**Exercise requirements:**
The answer must consist of every line below that contains the word "true".

**Records supplied:**

+--

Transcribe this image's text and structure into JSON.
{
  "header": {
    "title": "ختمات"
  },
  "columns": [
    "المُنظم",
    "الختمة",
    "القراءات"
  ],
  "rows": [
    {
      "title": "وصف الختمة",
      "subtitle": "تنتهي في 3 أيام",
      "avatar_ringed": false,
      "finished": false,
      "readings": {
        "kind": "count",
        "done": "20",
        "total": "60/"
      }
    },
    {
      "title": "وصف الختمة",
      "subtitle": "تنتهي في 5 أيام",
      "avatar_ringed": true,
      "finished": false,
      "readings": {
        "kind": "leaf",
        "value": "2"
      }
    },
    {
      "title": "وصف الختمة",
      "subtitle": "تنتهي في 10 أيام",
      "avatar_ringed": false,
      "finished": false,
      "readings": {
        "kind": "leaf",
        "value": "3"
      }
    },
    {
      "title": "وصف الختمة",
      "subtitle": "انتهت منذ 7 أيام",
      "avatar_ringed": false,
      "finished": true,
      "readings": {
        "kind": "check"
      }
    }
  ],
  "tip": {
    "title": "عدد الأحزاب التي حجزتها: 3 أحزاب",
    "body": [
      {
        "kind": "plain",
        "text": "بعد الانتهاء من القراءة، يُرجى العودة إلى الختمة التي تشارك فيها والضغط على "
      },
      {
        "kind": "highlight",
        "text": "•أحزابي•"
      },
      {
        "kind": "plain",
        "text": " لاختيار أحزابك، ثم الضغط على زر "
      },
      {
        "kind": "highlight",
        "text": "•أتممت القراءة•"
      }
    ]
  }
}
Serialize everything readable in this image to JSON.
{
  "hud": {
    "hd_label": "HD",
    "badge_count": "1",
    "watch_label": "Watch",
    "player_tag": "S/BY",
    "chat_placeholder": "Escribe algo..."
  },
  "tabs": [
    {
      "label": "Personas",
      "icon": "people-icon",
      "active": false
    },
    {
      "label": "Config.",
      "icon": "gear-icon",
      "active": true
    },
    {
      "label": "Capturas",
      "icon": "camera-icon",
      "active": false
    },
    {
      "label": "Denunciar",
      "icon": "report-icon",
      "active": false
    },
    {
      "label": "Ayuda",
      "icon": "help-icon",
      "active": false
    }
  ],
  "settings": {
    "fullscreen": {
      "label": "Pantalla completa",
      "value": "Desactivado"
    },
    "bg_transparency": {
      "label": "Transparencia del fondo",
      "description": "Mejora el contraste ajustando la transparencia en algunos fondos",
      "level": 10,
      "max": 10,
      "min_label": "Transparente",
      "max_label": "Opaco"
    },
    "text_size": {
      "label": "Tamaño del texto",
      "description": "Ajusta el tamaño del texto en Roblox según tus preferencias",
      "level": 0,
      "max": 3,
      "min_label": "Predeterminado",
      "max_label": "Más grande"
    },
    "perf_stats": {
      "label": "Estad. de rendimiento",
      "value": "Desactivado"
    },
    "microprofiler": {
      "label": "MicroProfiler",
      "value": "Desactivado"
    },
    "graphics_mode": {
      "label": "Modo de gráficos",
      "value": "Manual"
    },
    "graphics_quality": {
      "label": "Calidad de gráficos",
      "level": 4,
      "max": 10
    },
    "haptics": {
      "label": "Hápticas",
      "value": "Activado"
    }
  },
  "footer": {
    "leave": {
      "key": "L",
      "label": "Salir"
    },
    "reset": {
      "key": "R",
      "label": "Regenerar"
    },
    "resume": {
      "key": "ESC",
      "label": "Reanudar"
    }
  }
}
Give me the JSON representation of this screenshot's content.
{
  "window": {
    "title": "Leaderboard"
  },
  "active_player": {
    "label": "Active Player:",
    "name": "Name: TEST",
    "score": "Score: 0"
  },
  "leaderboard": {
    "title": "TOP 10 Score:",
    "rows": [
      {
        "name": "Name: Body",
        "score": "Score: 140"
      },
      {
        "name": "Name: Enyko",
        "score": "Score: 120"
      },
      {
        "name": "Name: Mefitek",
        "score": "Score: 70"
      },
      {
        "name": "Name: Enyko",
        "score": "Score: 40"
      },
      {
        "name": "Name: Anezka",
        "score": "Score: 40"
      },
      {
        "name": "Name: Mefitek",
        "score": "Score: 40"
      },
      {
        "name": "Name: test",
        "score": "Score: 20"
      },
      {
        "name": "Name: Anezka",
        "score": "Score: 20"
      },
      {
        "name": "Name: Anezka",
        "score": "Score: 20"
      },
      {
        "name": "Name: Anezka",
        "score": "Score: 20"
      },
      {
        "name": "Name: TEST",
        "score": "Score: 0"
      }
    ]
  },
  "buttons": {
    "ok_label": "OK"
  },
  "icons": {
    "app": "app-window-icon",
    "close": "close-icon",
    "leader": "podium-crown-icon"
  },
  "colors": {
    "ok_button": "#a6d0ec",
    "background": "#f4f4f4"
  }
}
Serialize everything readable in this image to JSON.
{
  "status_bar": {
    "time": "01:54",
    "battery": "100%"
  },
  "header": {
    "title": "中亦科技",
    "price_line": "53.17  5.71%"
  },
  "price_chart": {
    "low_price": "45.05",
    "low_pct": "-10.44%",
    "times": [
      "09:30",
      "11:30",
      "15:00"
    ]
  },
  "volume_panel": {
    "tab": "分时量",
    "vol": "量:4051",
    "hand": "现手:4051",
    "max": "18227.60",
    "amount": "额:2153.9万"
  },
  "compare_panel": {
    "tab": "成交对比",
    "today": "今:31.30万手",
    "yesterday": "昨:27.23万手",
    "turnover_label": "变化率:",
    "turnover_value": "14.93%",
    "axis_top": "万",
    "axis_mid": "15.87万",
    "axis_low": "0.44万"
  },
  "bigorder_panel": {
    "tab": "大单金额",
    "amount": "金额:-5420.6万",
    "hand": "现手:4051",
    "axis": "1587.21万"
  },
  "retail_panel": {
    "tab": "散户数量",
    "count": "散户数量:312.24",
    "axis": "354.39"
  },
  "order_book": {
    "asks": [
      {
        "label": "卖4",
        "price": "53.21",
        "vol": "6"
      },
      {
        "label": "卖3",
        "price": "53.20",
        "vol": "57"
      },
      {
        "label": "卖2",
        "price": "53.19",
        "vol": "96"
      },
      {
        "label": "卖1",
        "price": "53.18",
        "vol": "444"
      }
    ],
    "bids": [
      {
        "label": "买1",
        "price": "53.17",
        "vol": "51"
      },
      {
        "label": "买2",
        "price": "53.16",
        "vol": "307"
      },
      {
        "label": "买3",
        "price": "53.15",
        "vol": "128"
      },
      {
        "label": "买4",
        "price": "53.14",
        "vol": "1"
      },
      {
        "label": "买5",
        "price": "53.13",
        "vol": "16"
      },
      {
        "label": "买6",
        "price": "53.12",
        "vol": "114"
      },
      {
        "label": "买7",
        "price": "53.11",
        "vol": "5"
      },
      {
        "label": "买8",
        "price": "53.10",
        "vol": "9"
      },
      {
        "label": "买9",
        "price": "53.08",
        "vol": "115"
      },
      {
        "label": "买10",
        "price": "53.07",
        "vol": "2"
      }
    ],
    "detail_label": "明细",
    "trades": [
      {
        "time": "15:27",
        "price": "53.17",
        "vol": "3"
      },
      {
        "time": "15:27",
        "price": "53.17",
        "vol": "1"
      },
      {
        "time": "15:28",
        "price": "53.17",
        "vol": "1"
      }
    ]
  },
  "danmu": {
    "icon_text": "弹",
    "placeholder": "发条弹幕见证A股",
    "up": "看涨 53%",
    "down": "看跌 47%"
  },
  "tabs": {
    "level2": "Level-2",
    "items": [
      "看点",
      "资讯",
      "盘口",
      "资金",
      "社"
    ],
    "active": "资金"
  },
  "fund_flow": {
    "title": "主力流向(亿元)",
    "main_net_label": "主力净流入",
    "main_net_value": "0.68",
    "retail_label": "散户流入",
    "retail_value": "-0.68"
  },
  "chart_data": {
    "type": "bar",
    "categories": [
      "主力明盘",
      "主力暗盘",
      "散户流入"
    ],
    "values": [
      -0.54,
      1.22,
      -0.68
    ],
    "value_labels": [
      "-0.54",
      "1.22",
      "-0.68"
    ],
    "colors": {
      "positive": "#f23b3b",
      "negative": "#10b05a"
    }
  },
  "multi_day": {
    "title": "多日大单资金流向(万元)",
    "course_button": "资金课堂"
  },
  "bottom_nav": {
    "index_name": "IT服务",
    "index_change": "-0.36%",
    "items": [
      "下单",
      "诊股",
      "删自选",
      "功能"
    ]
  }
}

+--

**Your solution:**
      "avatar_ringed": true,
      "finished": true,
      "active": true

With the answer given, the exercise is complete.